● **EXCERPTED DATA**:
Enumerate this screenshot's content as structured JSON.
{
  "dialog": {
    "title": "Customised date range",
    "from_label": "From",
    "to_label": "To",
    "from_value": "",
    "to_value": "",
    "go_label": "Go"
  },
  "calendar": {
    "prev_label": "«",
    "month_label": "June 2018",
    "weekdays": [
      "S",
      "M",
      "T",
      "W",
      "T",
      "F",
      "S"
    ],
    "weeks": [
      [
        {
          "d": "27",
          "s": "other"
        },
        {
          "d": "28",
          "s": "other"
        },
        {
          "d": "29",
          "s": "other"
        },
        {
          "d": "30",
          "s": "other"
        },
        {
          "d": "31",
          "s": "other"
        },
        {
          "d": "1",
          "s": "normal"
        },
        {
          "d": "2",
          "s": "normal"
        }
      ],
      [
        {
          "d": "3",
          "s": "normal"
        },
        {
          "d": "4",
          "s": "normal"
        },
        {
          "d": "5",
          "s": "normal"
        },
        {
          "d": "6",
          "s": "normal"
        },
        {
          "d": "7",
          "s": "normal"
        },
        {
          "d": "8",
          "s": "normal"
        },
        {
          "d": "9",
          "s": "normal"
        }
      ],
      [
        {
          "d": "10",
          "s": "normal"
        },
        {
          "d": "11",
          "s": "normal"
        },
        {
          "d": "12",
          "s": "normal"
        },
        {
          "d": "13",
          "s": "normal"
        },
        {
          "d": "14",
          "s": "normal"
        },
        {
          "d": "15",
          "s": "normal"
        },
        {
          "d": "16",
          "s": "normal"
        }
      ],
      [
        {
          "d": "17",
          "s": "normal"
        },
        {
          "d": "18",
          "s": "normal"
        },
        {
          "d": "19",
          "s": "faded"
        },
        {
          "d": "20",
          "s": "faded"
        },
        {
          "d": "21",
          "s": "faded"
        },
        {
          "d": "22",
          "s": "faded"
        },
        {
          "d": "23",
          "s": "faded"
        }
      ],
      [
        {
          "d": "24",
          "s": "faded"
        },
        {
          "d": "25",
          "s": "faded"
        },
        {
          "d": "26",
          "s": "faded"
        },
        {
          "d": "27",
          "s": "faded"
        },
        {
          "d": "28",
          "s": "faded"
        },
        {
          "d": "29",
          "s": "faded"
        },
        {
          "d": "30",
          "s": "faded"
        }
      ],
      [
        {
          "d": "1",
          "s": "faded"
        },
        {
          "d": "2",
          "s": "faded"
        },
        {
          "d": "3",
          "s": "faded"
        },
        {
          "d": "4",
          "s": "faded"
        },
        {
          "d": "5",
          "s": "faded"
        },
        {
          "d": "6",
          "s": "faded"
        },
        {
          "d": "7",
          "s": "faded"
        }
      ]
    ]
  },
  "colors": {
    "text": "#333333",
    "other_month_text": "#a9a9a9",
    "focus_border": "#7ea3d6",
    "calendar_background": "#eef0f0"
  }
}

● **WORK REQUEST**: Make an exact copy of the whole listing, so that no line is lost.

● **ANSWER SPACE**:
Enumerate this screenshot's content as structured JSON.
{
  "dialog": {
    "title": "Customised date range",
    "from_label": "From",
    "to_label": "To",
    "from_value": "",
    "to_value": "",
    "go_label": "Go"
  },
  "calendar": {
    "prev_label": "«",
    "month_label": "June 2018",
    "weekdays": [
      "S",
      "M",
      "T",
      "W",
      "T",
      "F",
      "S"
    ],
    "weeks": [
      [
        {
          "d": "27",
          "s": "other"
        },
        {
          "d": "28",
          "s": "other"
        },
        {
          "d": "29",
          "s": "other"
        },
        {
          "d": "30",
          "s": "other"
        },
        {
          "d": "31",
          "s": "other"
        },
        {
          "d": "1",
          "s": "normal"
        },
        {
          "d": "2",
          "s": "normal"
        }
      ],
      [
        {
          "d": "3",
          "s": "normal"
        },
        {
          "d": "4",
          "s": "normal"
        },
        {
          "d": "5",
          "s": "normal"
        },
        {
          "d": "6",
          "s": "normal"
        },
        {
          "d": "7",
          "s": "normal"
        },
        {
          "d": "8",
          "s": "normal"
        },
        {
          "d": "9",
          "s": "normal"
        }
      ],
      [
        {
          "d": "10",
          "s": "normal"
        },
        {
          "d": "11",
          "s": "normal"
        },
        {
          "d": "12",
          "s": "normal"
        },
        {
          "d": "13",
          "s": "normal"
        },
        {
          "d": "14",
          "s": "normal"
        },
        {
          "d": "15",
          "s": "normal"
        },
        {
          "d": "16",
          "s": "normal"
        }
      ],
      [
        {
          "d": "17",
          "s": "normal"
        },
        {
          "d": "18",
          "s": "normal"
        },
        {
          "d": "19",
          "s": "faded"
        },
        {
          "d": "20",
          "s": "faded"
        },
        {
          "d": "21",
          "s": "faded"
        },
        {
          "d": "22",
          "s": "faded"
        },
        {
          "d": "23",
          "s": "faded"
        }
      ],
      [
        {
          "d": "24",
          "s": "faded"
        },
        {
          "d": "25",
          "s": "faded"
        },
        {
          "d": "26",
          "s": "faded"
        },
        {
          "d": "27",
          "s": "faded"
        },
        {
          "d": "28",
          "s": "faded"
        },
        {
          "d": "29",
          "s": "faded"
        },
        {
          "d": "30",
          "s": "faded"
        }
      ],
      [
        {
          "d": "1",
          "s": "faded"
        },
        {
          "d": "2",
          "s": "faded"
        },
        {
          "d": "3",
          "s": "faded"
        },
        {
          "d": "4",
          "s": "faded"
        },
        {
          "d": "5",
          "s": "faded"
        },
        {
          "d": "6",
          "s": "faded"
        },
        {
          "d": "7",
          "s": "faded"
        }
      ]
    ]
  },
  "colors": {
    "text": "#333333",
    "other_month_text": "#a9a9a9",
    "focus_border": "#7ea3d6",
    "calendar_background": "#eef0f0"
  }
}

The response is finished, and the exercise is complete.